Ahavah אַהֲבָה (pronounced ah-ha-vah)
is a Biblical Hebrew noun translated in English as love. Its verb form is ahav אָהַ֤ב (pronounced ah-hav). You’re probably reading an English Bible and have read the word love in many places. For example, love appears 131 times in the Old Testament and 310 times in the King James Bible. Interestingly, not all of them meant ahavah in the original Hebrew. In this article, we’ll focus on ahavah. What is it? The word first appeared in the Bible in Genesis 22:2, “Then He said, ‘Take your son, your only son whom you love (ahav)—Isaac—and go to the land of Moriah, and offer him there as a burnt offering on one of the mountains about which I will tell you.’” Ahavah conveys such an intense feeling in which a person delights earnestly toward another.
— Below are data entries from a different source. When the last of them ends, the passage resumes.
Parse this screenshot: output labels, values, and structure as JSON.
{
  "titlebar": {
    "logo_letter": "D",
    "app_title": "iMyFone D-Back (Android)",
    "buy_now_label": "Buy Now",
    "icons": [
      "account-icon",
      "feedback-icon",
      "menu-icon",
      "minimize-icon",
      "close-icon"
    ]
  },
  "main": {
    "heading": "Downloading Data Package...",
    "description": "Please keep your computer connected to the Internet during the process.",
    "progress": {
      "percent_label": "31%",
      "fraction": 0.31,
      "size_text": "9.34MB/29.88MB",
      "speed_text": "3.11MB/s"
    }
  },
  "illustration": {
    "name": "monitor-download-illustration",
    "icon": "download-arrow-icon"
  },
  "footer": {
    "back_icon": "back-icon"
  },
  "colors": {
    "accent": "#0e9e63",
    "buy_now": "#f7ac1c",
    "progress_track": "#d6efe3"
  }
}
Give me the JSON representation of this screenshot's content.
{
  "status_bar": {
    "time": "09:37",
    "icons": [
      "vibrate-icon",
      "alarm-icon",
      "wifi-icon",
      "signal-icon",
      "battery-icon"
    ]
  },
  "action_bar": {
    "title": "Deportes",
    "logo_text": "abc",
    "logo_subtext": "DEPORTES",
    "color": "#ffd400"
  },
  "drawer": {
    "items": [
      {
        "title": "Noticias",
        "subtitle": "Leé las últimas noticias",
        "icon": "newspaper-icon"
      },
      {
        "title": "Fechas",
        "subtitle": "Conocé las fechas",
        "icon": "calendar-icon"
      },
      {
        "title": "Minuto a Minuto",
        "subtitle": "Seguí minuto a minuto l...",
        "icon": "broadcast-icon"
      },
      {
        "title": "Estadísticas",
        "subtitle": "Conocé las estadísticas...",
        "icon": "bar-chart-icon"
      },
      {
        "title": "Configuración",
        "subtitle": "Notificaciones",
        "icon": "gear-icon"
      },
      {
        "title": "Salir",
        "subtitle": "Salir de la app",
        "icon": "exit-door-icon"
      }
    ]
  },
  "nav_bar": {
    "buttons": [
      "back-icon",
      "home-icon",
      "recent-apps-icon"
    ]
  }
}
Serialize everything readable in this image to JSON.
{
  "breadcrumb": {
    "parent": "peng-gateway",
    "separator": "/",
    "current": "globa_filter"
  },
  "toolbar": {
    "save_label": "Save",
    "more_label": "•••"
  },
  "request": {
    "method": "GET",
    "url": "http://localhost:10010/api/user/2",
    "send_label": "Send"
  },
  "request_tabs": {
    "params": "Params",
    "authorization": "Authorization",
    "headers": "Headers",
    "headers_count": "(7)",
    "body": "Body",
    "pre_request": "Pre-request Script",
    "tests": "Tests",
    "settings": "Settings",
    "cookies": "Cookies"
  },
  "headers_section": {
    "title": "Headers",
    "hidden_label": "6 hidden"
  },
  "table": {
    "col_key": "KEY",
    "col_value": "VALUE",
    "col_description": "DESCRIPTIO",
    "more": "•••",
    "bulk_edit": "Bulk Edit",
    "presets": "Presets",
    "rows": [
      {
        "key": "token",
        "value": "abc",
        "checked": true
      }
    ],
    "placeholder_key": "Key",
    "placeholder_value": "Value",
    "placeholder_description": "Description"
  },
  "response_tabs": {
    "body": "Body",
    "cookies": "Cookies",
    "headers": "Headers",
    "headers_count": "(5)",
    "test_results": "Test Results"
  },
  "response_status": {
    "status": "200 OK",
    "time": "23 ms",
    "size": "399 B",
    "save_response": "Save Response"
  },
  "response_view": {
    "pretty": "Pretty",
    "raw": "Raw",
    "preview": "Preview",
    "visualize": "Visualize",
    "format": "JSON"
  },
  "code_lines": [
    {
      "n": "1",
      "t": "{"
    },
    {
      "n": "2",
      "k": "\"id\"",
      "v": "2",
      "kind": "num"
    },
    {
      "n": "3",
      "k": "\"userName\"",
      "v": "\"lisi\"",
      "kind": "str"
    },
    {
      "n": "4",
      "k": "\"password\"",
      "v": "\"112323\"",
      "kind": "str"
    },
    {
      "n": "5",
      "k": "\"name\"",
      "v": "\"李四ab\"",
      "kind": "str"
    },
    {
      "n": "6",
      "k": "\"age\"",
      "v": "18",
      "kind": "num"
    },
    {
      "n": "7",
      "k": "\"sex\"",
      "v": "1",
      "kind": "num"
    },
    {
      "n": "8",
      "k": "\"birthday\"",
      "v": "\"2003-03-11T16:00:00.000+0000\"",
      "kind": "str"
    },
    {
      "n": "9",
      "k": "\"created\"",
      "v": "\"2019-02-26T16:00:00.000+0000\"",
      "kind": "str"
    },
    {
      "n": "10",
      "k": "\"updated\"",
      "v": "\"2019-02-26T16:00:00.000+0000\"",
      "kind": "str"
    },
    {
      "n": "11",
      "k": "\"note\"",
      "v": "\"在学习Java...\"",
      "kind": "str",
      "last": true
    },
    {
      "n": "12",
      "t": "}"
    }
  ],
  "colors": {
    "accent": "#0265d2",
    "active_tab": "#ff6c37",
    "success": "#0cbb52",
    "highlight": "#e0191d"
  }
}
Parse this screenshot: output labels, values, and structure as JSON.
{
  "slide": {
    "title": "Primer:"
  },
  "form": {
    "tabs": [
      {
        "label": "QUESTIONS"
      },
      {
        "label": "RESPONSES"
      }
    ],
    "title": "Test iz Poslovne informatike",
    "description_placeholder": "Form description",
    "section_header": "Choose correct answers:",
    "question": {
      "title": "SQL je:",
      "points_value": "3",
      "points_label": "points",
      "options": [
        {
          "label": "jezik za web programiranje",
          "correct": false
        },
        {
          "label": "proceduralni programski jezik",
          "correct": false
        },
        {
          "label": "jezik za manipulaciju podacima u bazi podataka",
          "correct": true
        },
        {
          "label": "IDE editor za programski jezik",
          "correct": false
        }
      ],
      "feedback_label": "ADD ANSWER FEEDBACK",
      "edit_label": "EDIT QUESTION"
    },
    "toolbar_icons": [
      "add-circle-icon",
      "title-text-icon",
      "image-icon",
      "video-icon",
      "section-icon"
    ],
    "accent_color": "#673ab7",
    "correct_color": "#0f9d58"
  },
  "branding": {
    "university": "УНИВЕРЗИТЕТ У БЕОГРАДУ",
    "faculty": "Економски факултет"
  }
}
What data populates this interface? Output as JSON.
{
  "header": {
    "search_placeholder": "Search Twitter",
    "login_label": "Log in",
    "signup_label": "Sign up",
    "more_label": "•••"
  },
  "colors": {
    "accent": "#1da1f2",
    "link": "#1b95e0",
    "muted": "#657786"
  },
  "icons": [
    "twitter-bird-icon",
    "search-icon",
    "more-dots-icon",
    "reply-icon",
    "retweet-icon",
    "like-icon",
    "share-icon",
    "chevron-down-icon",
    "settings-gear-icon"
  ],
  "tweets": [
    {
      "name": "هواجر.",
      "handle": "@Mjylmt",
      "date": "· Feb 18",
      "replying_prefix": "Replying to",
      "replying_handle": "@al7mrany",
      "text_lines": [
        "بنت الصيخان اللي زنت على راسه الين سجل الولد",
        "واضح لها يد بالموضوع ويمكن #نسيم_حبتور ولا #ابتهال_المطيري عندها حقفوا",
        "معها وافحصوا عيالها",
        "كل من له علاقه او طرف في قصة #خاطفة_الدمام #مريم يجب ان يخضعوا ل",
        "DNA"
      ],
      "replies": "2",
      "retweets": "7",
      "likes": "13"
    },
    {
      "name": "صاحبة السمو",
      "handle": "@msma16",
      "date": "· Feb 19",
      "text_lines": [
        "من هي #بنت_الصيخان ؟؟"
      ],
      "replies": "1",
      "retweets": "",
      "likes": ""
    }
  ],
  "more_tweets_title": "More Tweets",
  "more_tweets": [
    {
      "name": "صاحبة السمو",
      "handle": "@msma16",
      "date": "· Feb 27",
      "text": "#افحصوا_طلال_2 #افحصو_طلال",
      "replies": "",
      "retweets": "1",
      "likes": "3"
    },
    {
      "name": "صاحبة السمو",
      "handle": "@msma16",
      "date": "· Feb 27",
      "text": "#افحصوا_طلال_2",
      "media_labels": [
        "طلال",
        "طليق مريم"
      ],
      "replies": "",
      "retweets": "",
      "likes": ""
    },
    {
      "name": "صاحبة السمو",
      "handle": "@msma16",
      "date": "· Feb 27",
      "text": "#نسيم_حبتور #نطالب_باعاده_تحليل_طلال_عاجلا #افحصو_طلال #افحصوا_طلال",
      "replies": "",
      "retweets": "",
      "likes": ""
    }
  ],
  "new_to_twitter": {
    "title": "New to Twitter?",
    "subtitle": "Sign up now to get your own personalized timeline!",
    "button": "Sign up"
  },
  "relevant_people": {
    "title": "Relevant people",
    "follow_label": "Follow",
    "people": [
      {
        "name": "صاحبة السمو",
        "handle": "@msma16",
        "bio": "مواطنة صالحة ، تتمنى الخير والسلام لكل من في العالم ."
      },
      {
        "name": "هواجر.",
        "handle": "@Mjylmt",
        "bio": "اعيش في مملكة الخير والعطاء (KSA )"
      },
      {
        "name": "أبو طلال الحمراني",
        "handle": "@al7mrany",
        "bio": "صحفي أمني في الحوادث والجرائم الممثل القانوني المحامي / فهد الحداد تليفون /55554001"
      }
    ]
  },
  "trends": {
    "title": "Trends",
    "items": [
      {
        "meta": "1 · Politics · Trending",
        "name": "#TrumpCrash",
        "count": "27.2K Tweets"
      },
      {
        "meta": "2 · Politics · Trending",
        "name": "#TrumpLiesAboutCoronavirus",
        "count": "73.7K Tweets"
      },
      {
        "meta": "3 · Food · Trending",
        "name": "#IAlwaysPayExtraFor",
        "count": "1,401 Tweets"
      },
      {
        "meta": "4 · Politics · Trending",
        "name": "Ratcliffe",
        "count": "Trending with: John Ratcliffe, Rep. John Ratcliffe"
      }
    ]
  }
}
It implies having a singular and fixed mind on an object or person. Some examples in the Bible are Abraham’s parental love toward his son Isaac; Jacob’s ahavah toward Rachel (Gen. 29:18), Jonathan’s brotherly love toward David (1 Sam 18:1), Isaac’s love for savory meat (Gen. 27:4), and God’s ahavah toward Israel (Deut. 7: 7-8). Deuteronomy 6: 5 demonstrates the intensity that ahavah can potentially be expressed: “You shall ahav the Lord your God with all your heart, and with all your soul, and with all your strength”. Notice “all” placed prior to each of the three aspects: all or whole of your heart, whole of your soul, and whole of your strength. This was GOD’s intent for the commandment. “All” would convey a different meaning if it were placed once in the beginning in which case it would refer to composite three i.e., without missing one of them.